However, with the advent of cheque imaging, the quicker clearing timescale typically provides certainty of fate at the end of the next weekday after paying a cheque into a bank account, so customers are much less likely to need a cheque to be specially presented. Because of this, fewer banks will be offering this service and it may not be for all cheques that are paid in so you will need to talk to your bank to find out more.
You may be able to but with the advent of cheque imaging, the quicker clearing timescale typically provides “certainty of fate” that the cheque won’t bounce at the end of the next weekday after paying a cheque into a bank account, customers are much less likely to need a cheque to be specially presented. And because of this, fewer banks will be offering this service and it may not be for all cheques that are paid in, so you will need to talk to your bank to find out more.
No. Most cheques are crossed 'A/C Payee'. The Cheques Act 1992 and Section 81 of the Bills of Exchange Act 1882 give statutory power to the ‘A/C Payee’ crossing when it is used. The rules mean that a cheque which bears the ‘A/C Payee’ crossing can only be paid into an account in the name of the recipient exactly as it appears on the cheque. Similarly, a cheque payable to two people (normally known as a joint account) can only be paid into an account in the name of the two people exactly as they appear on the cheque. The crossing cannot be deleted, nor can the cheque be transferred over to a third party.
First, check with your bank to ensure the original cheque that you issued has not already been paid. If you're happy that the cheque has not already been paid you should place a stop on the original cheque (there may be a cost for this) and, if you wish, issue another cheque which the person you give it to can then pay in. Alternatively you may prefer to make the payment by other means.

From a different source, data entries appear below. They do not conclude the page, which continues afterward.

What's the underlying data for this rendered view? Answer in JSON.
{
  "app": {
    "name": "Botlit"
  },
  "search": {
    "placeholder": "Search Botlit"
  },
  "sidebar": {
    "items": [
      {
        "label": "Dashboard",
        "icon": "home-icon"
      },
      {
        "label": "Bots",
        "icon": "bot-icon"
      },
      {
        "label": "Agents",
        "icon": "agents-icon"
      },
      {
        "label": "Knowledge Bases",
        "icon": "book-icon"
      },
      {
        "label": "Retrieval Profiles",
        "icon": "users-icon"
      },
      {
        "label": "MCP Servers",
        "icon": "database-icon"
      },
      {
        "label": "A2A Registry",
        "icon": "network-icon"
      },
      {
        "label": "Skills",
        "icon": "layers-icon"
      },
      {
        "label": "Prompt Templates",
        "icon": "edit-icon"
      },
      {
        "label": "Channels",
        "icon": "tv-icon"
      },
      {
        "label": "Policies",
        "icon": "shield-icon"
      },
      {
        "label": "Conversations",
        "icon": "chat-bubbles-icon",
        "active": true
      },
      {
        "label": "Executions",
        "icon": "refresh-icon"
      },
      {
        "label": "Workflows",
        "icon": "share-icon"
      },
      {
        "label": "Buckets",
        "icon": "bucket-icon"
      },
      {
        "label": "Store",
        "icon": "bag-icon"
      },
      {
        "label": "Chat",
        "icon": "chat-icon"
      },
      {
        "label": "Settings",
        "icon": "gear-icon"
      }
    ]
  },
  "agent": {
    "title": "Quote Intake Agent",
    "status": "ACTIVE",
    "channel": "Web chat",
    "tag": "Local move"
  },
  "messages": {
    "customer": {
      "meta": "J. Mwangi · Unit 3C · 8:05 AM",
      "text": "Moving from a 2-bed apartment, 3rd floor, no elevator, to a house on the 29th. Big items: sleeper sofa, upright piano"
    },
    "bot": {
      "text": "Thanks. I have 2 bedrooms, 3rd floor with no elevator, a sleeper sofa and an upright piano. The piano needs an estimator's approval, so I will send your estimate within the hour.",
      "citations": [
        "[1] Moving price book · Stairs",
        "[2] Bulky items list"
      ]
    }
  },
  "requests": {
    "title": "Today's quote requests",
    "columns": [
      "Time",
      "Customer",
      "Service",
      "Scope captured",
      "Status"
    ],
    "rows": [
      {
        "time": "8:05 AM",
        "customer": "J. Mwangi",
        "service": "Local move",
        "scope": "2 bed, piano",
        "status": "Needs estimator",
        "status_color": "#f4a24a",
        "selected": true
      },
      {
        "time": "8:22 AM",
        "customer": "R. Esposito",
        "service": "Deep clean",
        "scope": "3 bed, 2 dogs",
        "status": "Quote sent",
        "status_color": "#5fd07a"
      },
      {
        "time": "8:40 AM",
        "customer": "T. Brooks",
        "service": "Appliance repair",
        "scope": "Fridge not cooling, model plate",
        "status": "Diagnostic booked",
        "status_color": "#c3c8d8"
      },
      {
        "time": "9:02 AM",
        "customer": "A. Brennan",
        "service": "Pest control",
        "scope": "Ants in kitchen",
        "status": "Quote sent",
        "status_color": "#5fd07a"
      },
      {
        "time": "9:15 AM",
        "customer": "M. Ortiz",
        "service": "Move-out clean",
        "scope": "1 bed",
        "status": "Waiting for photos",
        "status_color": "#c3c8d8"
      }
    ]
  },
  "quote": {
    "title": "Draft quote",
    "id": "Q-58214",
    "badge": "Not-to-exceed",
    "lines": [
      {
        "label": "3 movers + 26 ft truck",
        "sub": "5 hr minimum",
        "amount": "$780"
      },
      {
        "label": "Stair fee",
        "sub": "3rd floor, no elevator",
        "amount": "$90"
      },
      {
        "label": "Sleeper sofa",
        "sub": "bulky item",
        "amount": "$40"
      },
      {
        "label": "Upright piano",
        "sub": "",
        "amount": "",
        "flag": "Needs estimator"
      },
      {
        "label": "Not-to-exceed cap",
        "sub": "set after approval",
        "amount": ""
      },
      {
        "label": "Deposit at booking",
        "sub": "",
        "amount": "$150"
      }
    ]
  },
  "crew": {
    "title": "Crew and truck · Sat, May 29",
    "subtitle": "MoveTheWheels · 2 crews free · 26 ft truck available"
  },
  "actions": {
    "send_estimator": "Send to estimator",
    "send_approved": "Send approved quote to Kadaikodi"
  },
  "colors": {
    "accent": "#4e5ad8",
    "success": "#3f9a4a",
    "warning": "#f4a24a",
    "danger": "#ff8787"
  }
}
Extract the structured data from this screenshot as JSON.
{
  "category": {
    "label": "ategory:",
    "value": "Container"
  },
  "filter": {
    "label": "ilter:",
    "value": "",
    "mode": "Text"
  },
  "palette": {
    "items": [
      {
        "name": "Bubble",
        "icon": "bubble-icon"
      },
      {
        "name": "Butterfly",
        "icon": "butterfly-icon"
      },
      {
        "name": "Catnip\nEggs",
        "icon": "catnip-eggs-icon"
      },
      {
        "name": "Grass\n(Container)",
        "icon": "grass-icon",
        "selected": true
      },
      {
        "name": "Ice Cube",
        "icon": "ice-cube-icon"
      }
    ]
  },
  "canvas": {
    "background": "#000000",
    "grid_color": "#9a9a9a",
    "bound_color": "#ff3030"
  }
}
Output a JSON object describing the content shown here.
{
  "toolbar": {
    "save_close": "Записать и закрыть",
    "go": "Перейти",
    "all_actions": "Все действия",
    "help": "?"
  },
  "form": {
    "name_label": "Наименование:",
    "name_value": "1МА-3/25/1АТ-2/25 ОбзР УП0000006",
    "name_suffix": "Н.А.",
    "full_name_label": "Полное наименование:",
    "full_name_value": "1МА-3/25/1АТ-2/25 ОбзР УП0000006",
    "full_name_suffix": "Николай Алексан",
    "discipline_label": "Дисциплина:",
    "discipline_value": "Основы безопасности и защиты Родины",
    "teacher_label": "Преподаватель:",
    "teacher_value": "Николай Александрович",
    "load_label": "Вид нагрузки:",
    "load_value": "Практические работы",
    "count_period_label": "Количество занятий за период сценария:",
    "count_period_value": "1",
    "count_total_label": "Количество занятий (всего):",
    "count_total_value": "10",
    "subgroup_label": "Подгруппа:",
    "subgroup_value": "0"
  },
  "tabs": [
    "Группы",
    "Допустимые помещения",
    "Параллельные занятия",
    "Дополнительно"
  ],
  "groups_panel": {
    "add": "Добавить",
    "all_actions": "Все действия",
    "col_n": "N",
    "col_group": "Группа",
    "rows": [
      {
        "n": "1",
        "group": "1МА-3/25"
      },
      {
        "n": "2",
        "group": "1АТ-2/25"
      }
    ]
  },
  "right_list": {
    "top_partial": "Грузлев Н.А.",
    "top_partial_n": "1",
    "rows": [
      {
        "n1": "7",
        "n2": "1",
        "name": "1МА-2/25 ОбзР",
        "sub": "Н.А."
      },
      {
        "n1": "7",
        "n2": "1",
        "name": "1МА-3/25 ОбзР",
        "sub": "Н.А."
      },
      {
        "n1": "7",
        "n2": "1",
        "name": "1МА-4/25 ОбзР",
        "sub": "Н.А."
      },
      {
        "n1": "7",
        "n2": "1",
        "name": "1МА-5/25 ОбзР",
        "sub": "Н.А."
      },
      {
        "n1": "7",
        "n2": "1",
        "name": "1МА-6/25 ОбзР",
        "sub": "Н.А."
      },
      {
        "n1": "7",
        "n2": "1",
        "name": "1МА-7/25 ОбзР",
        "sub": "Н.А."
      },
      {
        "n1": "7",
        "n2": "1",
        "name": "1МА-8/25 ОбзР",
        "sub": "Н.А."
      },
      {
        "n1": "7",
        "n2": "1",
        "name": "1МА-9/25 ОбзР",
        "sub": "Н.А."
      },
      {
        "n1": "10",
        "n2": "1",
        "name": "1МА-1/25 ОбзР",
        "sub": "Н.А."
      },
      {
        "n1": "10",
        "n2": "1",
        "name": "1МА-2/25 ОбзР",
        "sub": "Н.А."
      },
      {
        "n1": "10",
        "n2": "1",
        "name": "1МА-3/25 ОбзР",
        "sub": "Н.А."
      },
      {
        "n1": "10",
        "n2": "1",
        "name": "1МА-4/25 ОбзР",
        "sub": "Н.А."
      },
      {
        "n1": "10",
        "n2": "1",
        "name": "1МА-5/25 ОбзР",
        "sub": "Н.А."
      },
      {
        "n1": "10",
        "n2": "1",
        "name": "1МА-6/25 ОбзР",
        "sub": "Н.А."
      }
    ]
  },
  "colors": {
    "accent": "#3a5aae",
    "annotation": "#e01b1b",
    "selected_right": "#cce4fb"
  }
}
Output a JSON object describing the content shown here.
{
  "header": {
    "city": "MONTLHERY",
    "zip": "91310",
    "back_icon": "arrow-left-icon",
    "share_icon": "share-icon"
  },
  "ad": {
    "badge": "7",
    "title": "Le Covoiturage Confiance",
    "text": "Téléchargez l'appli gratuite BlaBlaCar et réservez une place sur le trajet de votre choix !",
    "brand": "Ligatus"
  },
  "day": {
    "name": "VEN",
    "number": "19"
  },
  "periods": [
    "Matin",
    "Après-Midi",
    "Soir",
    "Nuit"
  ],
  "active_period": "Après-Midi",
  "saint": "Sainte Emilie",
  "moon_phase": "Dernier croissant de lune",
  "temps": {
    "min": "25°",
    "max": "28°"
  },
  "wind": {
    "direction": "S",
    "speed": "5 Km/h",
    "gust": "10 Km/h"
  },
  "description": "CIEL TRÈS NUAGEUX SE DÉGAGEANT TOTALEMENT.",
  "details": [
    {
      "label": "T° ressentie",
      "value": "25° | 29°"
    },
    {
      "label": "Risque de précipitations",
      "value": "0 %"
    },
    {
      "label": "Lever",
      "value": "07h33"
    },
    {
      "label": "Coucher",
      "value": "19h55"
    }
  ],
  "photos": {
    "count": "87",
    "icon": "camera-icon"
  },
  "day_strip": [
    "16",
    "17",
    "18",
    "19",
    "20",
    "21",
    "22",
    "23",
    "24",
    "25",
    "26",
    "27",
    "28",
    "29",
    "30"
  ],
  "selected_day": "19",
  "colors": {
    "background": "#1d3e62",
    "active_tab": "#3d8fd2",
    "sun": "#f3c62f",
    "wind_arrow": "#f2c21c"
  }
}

This situation may arise if you pay the cash into your account via a bank other than your own. As your cash deposit is typically accompanied by a paying-in slip, this piece of paper has to be turned into to a digital payment message that goes through the Image Clearing System, which means the deposit will get to your bank and into your account by 23.59 the next weekday after you paid the cash in.
Cash paid into your own bank will be credited to your account on the same day provided you paid it in on a weekday before the bank’s advertised cut-off time.